# PROBLEM STATEMENT
Check each line of the listing for the string "duration". Copy those where it appears.

# SOURCE RECORDS
>>
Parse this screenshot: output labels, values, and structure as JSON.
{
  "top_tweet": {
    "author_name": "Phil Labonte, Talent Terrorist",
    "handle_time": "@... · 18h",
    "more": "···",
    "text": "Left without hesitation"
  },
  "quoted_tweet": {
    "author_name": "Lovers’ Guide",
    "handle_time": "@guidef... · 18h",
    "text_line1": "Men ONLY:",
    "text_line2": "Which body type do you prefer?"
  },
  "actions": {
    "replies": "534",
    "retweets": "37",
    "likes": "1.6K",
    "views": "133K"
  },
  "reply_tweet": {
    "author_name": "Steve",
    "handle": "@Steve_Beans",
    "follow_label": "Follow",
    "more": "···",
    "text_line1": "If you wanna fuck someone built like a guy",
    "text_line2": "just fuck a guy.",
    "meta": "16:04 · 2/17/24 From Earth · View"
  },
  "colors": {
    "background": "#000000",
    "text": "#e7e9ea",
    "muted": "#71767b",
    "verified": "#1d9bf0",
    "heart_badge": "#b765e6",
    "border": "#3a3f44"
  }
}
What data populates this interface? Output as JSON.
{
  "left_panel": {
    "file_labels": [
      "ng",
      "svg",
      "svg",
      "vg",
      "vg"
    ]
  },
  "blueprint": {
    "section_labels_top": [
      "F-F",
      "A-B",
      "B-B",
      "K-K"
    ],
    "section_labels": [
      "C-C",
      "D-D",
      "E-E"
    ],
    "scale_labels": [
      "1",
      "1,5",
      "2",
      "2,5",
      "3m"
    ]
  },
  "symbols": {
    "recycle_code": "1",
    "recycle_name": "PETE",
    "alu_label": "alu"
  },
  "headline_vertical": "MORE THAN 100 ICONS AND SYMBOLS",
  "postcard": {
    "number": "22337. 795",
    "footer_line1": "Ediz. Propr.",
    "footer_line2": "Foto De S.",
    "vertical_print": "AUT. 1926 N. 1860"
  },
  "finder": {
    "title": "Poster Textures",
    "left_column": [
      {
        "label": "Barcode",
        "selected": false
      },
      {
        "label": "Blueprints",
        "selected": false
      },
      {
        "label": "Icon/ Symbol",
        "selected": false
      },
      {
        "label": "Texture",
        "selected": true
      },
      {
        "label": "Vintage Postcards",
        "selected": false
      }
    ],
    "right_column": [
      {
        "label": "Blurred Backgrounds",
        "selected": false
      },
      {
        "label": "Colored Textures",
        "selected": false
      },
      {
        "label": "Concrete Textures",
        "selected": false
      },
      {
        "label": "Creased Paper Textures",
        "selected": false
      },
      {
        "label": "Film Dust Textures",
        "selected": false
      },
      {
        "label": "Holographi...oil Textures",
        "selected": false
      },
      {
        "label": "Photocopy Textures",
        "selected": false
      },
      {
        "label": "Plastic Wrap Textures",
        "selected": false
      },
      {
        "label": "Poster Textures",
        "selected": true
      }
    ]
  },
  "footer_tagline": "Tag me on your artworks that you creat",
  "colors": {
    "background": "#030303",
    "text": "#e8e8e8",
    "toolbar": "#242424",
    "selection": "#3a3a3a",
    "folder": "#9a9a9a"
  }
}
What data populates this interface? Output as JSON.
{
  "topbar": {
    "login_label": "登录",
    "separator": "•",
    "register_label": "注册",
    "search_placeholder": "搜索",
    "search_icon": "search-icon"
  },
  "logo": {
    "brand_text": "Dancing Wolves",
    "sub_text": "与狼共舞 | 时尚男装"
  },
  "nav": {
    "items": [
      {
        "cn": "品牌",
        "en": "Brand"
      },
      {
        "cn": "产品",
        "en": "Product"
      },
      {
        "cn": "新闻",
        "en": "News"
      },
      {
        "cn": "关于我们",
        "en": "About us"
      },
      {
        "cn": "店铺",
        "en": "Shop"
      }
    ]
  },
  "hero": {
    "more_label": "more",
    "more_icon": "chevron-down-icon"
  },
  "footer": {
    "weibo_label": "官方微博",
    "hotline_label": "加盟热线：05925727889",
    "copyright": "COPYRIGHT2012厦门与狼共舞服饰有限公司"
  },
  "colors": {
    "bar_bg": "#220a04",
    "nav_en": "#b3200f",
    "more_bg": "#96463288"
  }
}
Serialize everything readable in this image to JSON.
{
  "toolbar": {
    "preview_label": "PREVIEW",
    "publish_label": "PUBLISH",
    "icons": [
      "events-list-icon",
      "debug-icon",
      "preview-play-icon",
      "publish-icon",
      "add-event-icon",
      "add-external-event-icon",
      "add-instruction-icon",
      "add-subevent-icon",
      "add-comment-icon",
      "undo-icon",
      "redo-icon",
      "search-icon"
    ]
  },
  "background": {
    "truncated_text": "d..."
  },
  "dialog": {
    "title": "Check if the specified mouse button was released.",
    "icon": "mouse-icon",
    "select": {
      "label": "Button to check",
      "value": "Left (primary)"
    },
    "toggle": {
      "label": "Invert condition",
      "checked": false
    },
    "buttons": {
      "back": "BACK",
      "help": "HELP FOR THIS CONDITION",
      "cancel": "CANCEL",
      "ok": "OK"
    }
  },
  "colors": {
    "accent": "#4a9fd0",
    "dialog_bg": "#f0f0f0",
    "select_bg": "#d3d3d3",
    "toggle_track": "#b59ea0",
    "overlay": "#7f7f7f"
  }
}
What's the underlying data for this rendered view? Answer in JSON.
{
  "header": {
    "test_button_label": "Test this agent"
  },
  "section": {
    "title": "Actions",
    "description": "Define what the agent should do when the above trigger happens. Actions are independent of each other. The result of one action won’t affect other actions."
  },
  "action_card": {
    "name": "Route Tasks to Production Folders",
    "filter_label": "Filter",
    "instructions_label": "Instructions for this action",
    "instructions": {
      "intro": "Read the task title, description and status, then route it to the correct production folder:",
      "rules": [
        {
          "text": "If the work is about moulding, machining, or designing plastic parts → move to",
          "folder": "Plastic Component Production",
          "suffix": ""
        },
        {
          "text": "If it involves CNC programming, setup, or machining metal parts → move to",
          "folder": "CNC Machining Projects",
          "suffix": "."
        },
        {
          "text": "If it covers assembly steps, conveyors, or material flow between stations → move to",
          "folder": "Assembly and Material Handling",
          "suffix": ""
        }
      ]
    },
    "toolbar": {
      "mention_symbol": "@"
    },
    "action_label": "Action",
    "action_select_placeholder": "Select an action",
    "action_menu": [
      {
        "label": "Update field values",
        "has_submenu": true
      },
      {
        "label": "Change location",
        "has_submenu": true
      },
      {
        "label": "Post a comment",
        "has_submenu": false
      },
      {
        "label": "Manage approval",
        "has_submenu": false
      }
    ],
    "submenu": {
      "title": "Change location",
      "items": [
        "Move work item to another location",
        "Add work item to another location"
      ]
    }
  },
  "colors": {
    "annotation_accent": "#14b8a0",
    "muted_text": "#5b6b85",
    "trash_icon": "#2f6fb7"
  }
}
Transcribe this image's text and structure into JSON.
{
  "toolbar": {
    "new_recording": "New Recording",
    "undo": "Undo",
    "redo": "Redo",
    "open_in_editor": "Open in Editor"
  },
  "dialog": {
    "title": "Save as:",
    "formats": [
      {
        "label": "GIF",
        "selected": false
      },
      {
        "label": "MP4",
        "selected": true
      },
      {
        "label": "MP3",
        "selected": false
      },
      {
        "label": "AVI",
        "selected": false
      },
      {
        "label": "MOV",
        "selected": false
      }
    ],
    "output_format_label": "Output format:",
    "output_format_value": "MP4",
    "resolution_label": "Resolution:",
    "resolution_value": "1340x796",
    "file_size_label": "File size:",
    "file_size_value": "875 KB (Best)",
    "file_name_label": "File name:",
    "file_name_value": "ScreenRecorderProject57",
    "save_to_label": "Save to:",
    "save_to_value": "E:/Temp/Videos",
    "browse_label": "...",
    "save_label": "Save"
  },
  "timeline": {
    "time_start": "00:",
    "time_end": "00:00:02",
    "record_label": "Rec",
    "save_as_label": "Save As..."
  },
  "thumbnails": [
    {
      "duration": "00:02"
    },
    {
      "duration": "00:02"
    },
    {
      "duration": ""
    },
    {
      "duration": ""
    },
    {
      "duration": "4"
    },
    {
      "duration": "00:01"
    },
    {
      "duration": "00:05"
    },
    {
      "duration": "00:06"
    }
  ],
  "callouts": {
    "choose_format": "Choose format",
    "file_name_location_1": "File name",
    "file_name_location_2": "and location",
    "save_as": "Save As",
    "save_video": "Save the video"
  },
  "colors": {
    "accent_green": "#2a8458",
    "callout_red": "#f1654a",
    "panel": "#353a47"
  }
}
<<
# ANSWER TO THE EXERCISE
      "duration": "00:02"
      "duration": "00:02"
      "duration": ""
      "duration": ""
      "duration": "4"
      "duration": "00:01"
      "duration": "00:05"
      "duration": "00:06"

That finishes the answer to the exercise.